Your goal
Check every line of the entries for the string "wifi" and return the ones that contain it.

[Records from a data source]
>>>

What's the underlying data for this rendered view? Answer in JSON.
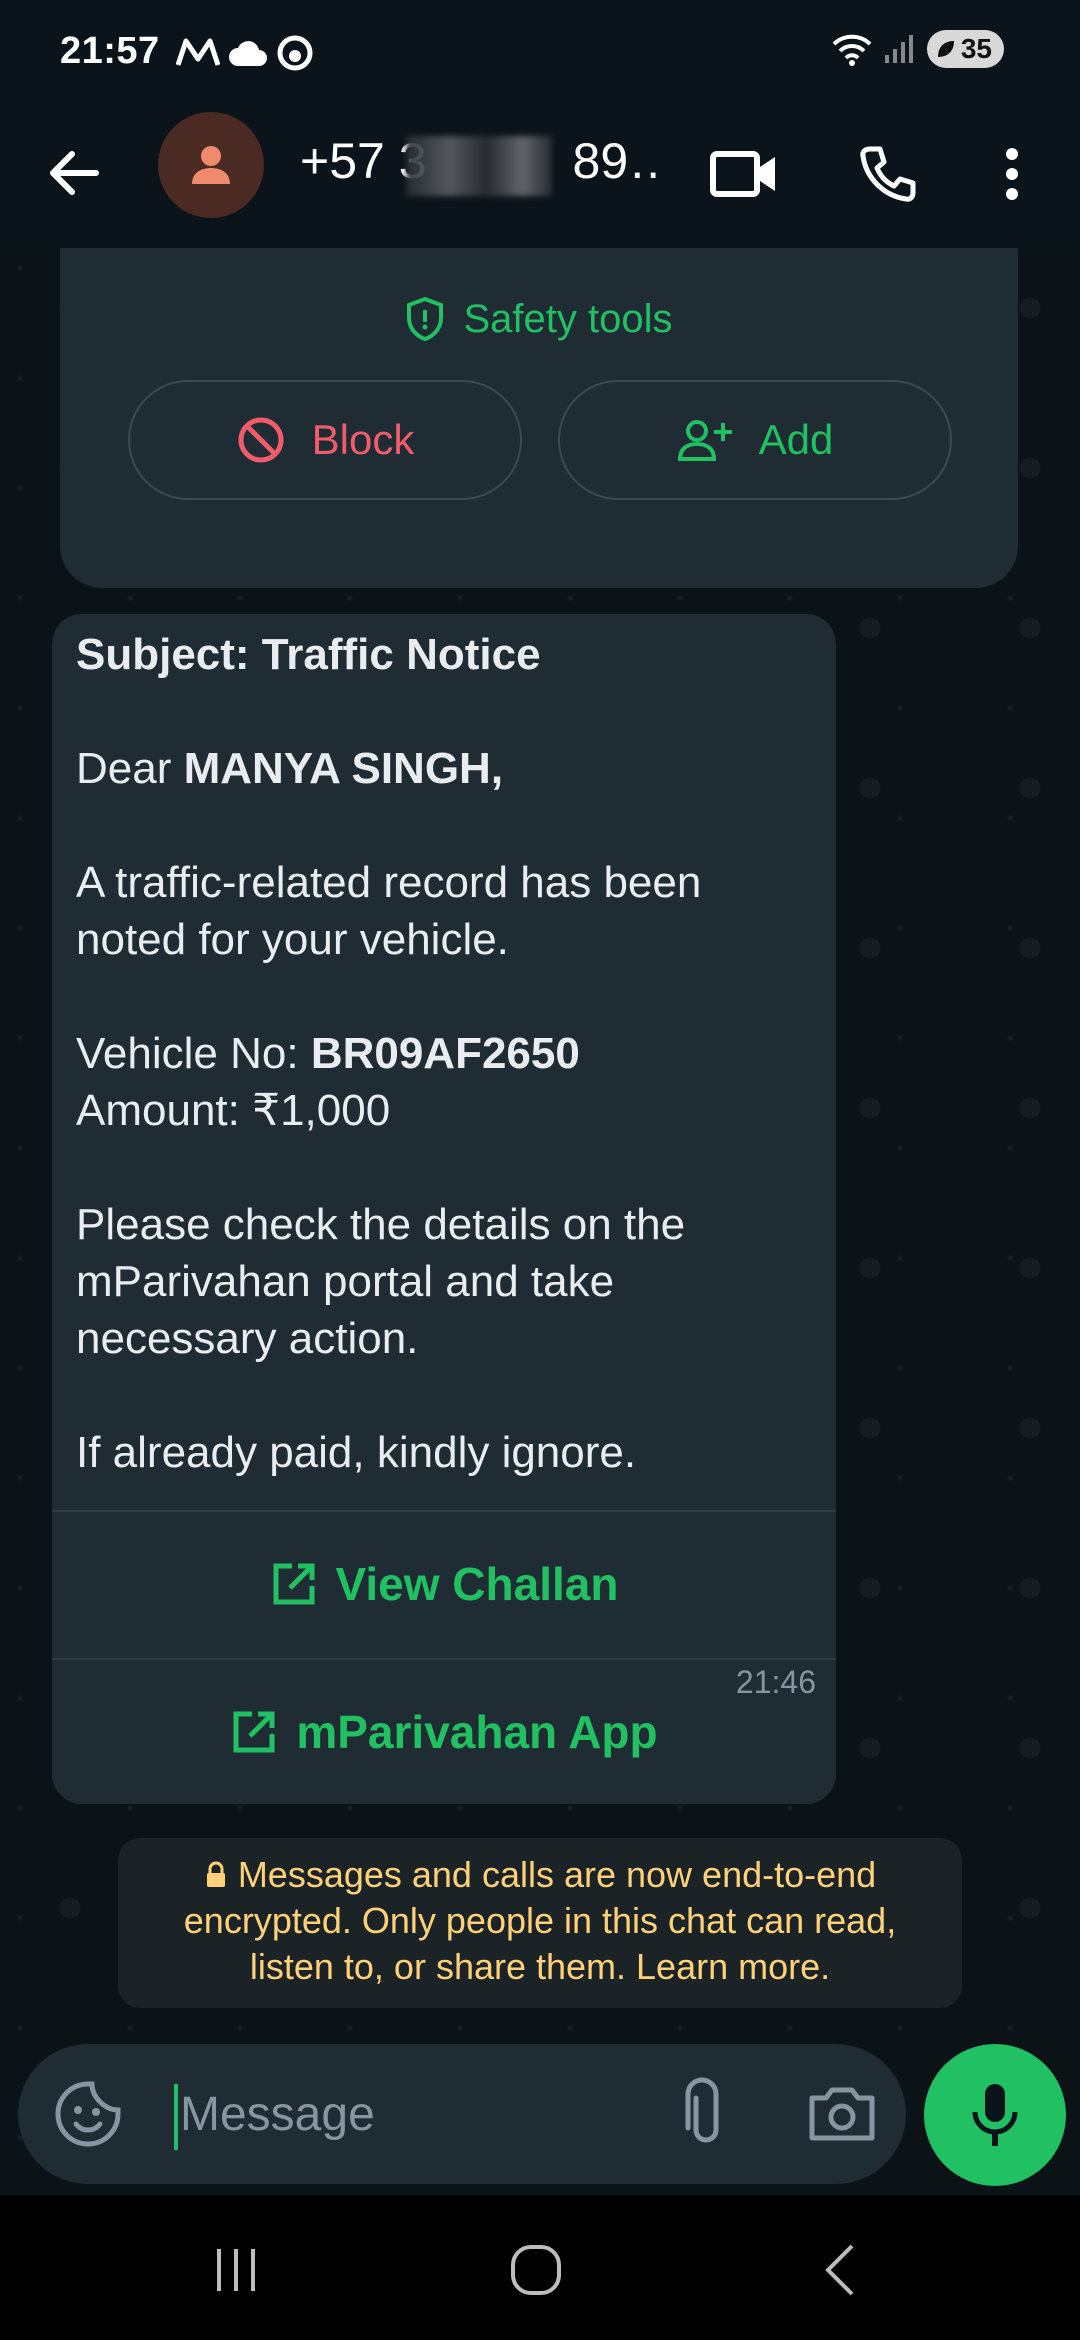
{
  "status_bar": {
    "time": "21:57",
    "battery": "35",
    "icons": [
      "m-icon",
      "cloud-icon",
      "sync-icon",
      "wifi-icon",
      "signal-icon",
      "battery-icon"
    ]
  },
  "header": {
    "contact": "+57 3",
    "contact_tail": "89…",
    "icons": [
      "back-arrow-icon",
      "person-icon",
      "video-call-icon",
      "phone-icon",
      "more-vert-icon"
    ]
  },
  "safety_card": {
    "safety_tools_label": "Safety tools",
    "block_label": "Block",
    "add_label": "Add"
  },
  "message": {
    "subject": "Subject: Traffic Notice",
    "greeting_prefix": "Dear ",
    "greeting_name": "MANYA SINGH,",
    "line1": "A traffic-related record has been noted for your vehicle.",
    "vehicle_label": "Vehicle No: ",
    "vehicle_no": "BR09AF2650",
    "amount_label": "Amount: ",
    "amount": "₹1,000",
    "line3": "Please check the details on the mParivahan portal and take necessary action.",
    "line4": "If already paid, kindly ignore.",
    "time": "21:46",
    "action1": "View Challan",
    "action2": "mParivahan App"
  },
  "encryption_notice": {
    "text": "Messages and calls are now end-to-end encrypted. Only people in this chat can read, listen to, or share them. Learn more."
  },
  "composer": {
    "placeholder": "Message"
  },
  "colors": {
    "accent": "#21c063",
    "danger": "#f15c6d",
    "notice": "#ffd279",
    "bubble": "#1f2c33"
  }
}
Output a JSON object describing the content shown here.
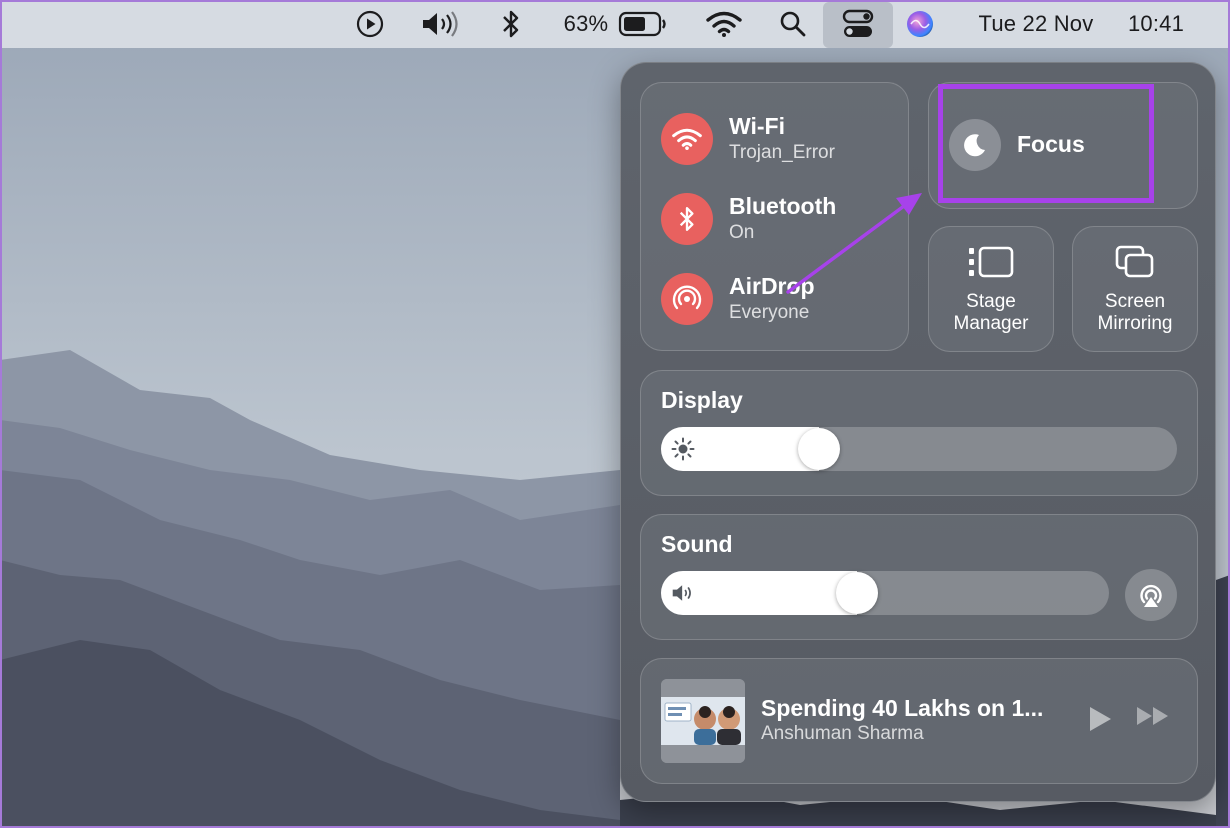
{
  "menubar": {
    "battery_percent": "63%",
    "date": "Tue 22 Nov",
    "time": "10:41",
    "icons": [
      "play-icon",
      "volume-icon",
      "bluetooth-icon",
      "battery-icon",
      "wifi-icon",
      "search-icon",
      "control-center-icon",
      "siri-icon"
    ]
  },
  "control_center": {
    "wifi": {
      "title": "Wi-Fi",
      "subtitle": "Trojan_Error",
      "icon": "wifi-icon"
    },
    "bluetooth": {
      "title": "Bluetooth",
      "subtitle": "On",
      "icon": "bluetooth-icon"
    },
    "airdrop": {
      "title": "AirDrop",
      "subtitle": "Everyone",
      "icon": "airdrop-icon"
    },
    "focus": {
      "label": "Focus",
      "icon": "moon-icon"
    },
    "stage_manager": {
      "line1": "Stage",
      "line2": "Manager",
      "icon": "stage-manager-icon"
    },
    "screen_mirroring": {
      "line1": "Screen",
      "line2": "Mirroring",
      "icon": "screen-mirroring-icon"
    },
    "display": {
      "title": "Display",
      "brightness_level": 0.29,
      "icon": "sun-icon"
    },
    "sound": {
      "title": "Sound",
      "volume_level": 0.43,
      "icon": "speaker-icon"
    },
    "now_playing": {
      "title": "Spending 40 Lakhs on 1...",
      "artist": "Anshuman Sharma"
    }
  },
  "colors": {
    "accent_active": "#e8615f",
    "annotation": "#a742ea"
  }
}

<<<

Exercise solution
      "wifi-icon",
      "wifi-icon",
    "wifi": {
      "icon": "wifi-icon"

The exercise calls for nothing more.